    Download  
     
    Export citation  
     
    Bookmark   7 citations  
  47. Conciliar Christology and the Consistency of Divine Immutability with a Mutable, Incarnate God.Timothy Pawl - 2018 - Nova et Vetera 16 (3):913-937.
    [paragraph 3 of the article] The goal of this article is to flesh out that initial understanding of incarnational immutability. The method I employ to attain this goal is to consider cases of predications from the texts of conciliar Christology. I show potential ontological truth conditions for those predications being true that do not require the truth conditions I propose for immutability to be unsatisfied. Put otherwise, I show ontological truth conditions for predications that imply Christ’s mutability and Incarnation that (...)
    Download  
     
    Export citation  
     
    Bookmark   1 citation  

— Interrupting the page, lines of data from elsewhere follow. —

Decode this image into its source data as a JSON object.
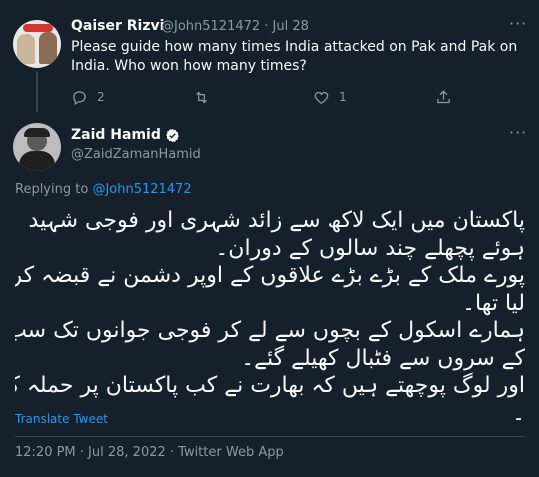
{
  "reply_tweet": {
    "author_name": "Qaiser Rizvi",
    "handle_date": "@John5121472 · Jul 28",
    "text": "Please guide how many times India attacked on Pak and Pak on India. Who won how many times?",
    "reply_count": "2",
    "retweet_count": "",
    "like_count": "1",
    "more_label": "···"
  },
  "main_tweet": {
    "author_name": "Zaid Hamid",
    "handle": "@ZaidZamanHamid",
    "more_label": "···",
    "replying_prefix": "Replying to ",
    "replying_to": "@John5121472",
    "lines": [
      "پاکستان میں ایک لاکھ سے زائد شہری اور فوجی شہید",
      "ہوئے پچھلے چند سالوں کے دوران۔",
      "پورے ملک کے بڑے بڑے علاقوں کے اوپر دشمن نے قبضہ کر",
      "لیا تھا۔",
      "ہمارے اسکول کے بچوں سے لے کر فوجی جوانوں تک سب",
      "کے سروں سے فٹبال کھیلے گئے۔",
      "اور لوگ پوچھتے ہیں کہ بھارت نے کب پاکستان پر حملہ کیا؟",
      "۔"
    ],
    "translate_label": "Translate Tweet",
    "timestamp": "12:20 PM · Jul 28, 2022 · Twitter Web App"
  },
  "colors": {
    "background": "#15202b",
    "text": "#f7f9f9",
    "secondary": "#8b98a5",
    "accent": "#1d9bf0",
    "divider": "#38444d"
  },
  "icons": [
    "reply-icon",
    "retweet-icon",
    "like-icon",
    "share-icon",
    "verified-badge-icon",
    "more-icon"
  ]
}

  48. Reply to Yli-Vakkuri.Timothy Williamson - 2016 - Canadian Journal of Philosophy 46 (4-5):839-851.
    Download  
     
    Export citation  
     
    Bookmark   2 citations  
  49. On the Use of Stoicheion in the Sense of 'Element'.Timothy J. Crowley - 2005 - Oxford Studies in Ancient Philosophy 29:367-394.
    Download  
     
    Export citation  
     
    Bookmark   5 citations  
  50. Skeptical Theism.Timothy Perrine & Stephen Wykstra - 2017 - In Paul K. Moser & Chad Meister (eds.), The Cambridge Companion to the Problem of Evil. Cambridge University Press. pp. 85-107.
    Skeptical theism is a family of responses to the evidential problem of evil. What unifies this family is two general claims. First, that even if God were to exist, we shouldn’t expect to see God’s reasons for permitting the suffering we observe. Second, the previous claim entails the failure of a variety of arguments from evil against the existence of God. In this essay, we identify three particular articulations of skeptical theism—three different ways of “filling in” those two claims—and describes (...)
    Download  
     
    Export citation  
     
    Bookmark   1 citation  
1 — 50 / 318